Funded Grants

Understanding Teacher Change and Teachers as Learners in K-12 Classrooms


ClassInSight: Insight on Teacher Learning by Scaffolding Noticing and Reflection


Grantee: Carnegie Mellon University, Pittsburgh, Pennsylvania, USA
Project Manager: Amy Ogan, Ph.D.
Grant Title: ClassInSight: Insight on Teacher Learning by Scaffolding Noticing and Reflection
Program Area: Understanding Human Cognition
Grant Type: Teachers as Learners
Year Awarded: 2017
Duration: 5 years

Project Summary:

In the proposed project, we examine how secondary science teachers learn classroom communication as they engage with scaffolded noticing and reflection, provided through a technology (ClassInSight) where teachers can engage with their own classroom data. A critical component of teacher learning is receiving formative feedback on one’s performance, which enables reflection and noticing of key features of problems of practice. There has been rising interest in technologies that can assist teachers in noticing core features of instruction as a means to drive teacher learning and instructional change. However, there is an urgent need to understand precisely how this noticing and reflection can be scaffolded to support teachers of learners in high need settings to raise the cognitive demand of instruction.
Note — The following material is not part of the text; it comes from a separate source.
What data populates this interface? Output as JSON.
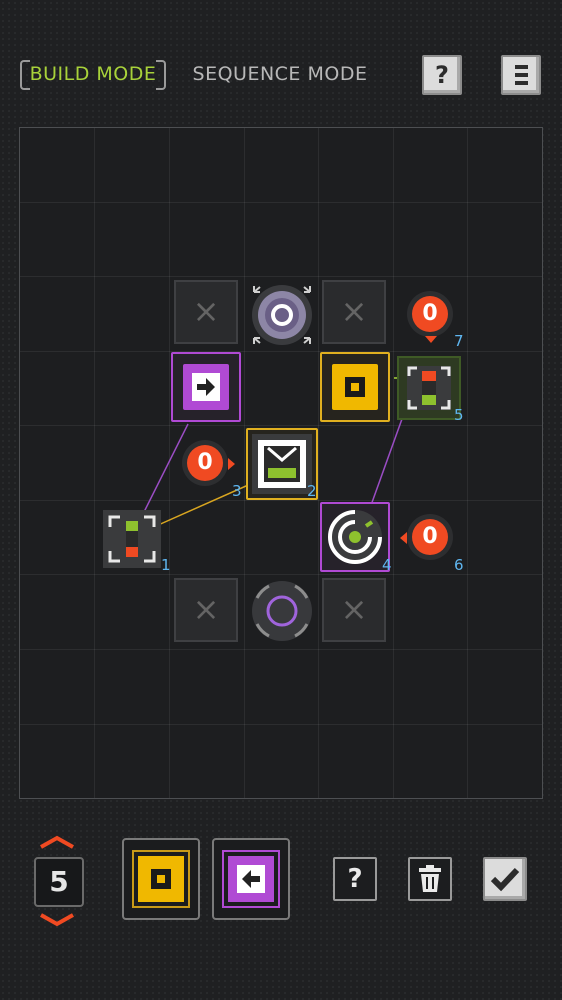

Relatedly, uptake of evidence-based strategies for facilitating classroom discussion is likely to be strongly affected by teachers’ beliefs about classroom discussion and what works in their particular instructional context. Through a research-practice partnership between Vista Unified School District, UCSD, CMU, and the Distinguished Educator Network (DEAP), we investigate the cognitive and motivational factors that support deep engagement with teacher’s data and which drive change. By capturing extensive data in the classroom and using system logs of teacher interactions with scaffolded data, we use a scale-down approach that begins with design-based research and ends in a randomized controlled trial to investigate three outcomes: (a) change in teachers’ beliefs regarding classroom discussion, (b) change in teachers’ knowledge of effective strategies, and, (c) change in teachers’ behavior regarding the implementation of these strategies.
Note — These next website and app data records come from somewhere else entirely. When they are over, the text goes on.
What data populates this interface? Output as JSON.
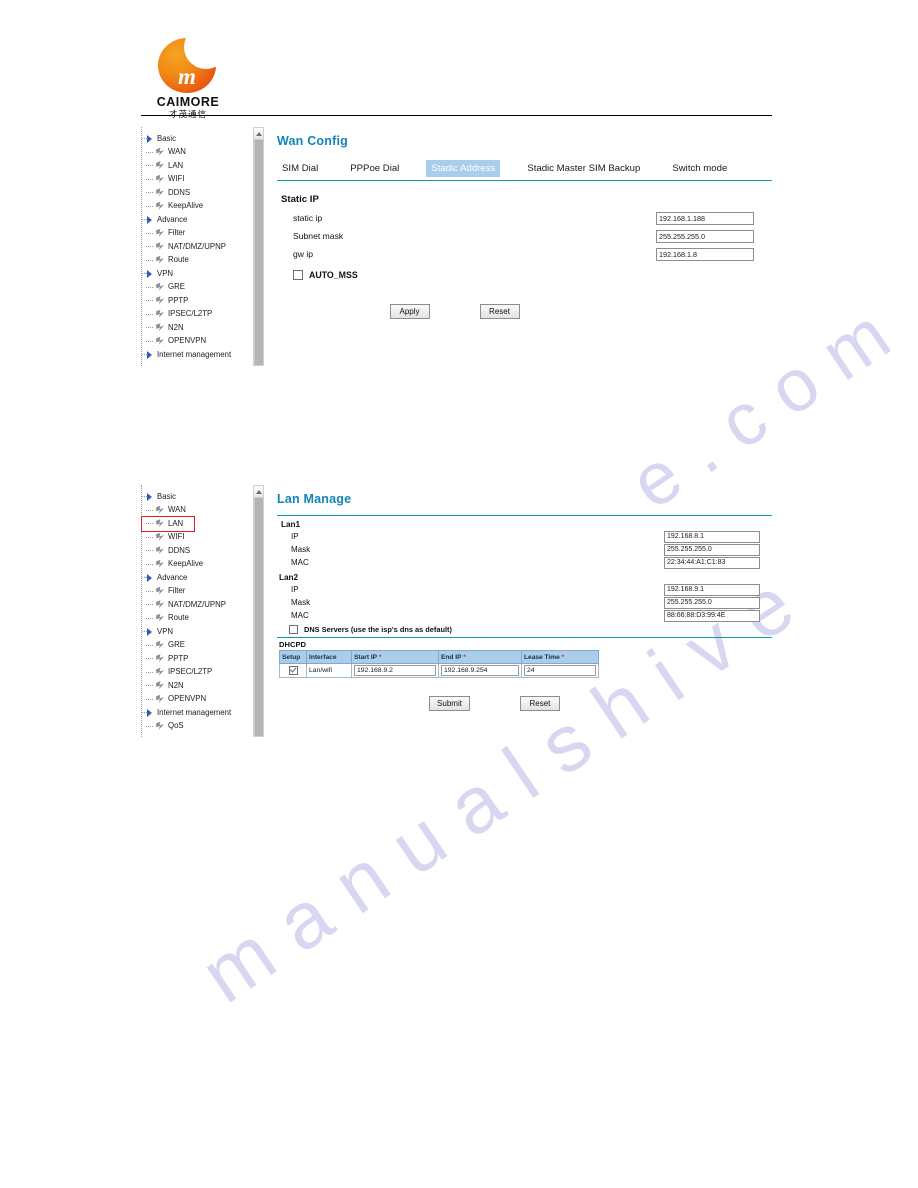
{
  "brand": {
    "name": "CAIMORE",
    "subtitle": "才茂通信",
    "logo_icon": "crescent-moon-logo",
    "logo_colors": {
      "start": "#f7a321",
      "end": "#e2490f"
    }
  },
  "colors": {
    "heading": "#1484b8",
    "tab_active_bg": "#a9cdea",
    "rule": "#0f9aa8",
    "annotation": "#e02020",
    "table_header_bg": "#a9cdea",
    "watermark": "#d7d7f2"
  },
  "watermark": {
    "line1": "e . c o m",
    "line2": "m a n u a l s h i v e"
  },
  "sidebar_tree": {
    "nodes": [
      {
        "label": "Basic",
        "type": "parent",
        "icon": "triangle-right-icon"
      },
      {
        "label": "WAN",
        "type": "child",
        "icon": "page-icon"
      },
      {
        "label": "LAN",
        "type": "child",
        "icon": "page-icon"
      },
      {
        "label": "WIFI",
        "type": "child",
        "icon": "page-icon"
      },
      {
        "label": "DDNS",
        "type": "child",
        "icon": "page-icon"
      },
      {
        "label": "KeepAlive",
        "type": "child",
        "icon": "page-icon"
      },
      {
        "label": "Advance",
        "type": "parent",
        "icon": "triangle-right-icon"
      },
      {
        "label": "Filter",
        "type": "child",
        "icon": "page-icon"
      },
      {
        "label": "NAT/DMZ/UPNP",
        "type": "child",
        "icon": "page-icon"
      },
      {
        "label": "Route",
        "type": "child",
        "icon": "page-icon"
      },
      {
        "label": "VPN",
        "type": "parent",
        "icon": "triangle-right-icon"
      },
      {
        "label": "GRE",
        "type": "child",
        "icon": "page-icon"
      },
      {
        "label": "PPTP",
        "type": "child",
        "icon": "page-icon"
      },
      {
        "label": "IPSEC/L2TP",
        "type": "child",
        "icon": "page-icon"
      },
      {
        "label": "N2N",
        "type": "child",
        "icon": "page-icon"
      },
      {
        "label": "OPENVPN",
        "type": "child",
        "icon": "page-icon"
      },
      {
        "label": "Internet management",
        "type": "parent",
        "icon": "triangle-right-icon"
      },
      {
        "label": "QoS",
        "type": "child",
        "icon": "page-icon"
      }
    ]
  },
  "panel_wan": {
    "title": "Wan Config",
    "tabs": [
      {
        "label": "SIM Dial",
        "active": false
      },
      {
        "label": "PPPoe Dial",
        "active": false
      },
      {
        "label": "Stadic Address",
        "active": true
      },
      {
        "label": "Stadic Master SIM Backup",
        "active": false
      },
      {
        "label": "Switch mode",
        "active": false
      }
    ],
    "section_title": "Static IP",
    "fields": [
      {
        "label": "static ip",
        "value": "192.168.1.188"
      },
      {
        "label": "Subnet mask",
        "value": "255.255.255.0"
      },
      {
        "label": "gw ip",
        "value": "192.168.1.8"
      }
    ],
    "checkbox": {
      "label": "AUTO_MSS",
      "checked": false
    },
    "buttons": {
      "apply": "Apply",
      "reset": "Reset"
    }
  },
  "panel_lan": {
    "title": "Lan Manage",
    "lan1": {
      "group_label": "Lan1",
      "rows": [
        {
          "label": "IP",
          "value": "192.168.8.1"
        },
        {
          "label": "Mask",
          "value": "255.255.255.0"
        },
        {
          "label": "MAC",
          "value": "22:34:44:A1:C1:83"
        }
      ]
    },
    "lan2": {
      "group_label": "Lan2",
      "rows": [
        {
          "label": "IP",
          "value": "192.168.9.1"
        },
        {
          "label": "Mask",
          "value": "255.255.255.0"
        },
        {
          "label": "MAC",
          "value": "88:66:88:D3:99:4E"
        }
      ]
    },
    "dns_checkbox": {
      "label": "DNS Servers (use the isp's dns as default)",
      "checked": false
    },
    "dhcpd": {
      "title": "DHCPD",
      "columns": [
        "Setup",
        "Interface",
        "Start IP",
        "End IP",
        "Lease Time"
      ],
      "required_marker": "*",
      "rows": [
        {
          "setup_checked": true,
          "interface": "Lan/wifi",
          "start_ip": "192.168.9.2",
          "end_ip": "192.168.9.254",
          "lease_time": "24"
        }
      ]
    },
    "buttons": {
      "submit": "Submit",
      "reset": "Reset"
    },
    "annotation": {
      "target": "LAN",
      "shape": "red-rectangle"
    }
  }
}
  • Project Manager: Amy Ogan, Carnegie Mellon University
  • Sherice Clarke, University of California - San Diego
  • Rachel Milstone, University of California - San Diego
  • John Zimmerman, Carnegie Mellon University
  • Matt Doyle, Vista Unified School District
  • David Reitter, University of California - San Diego
  • Doris Alvarez, Educators Network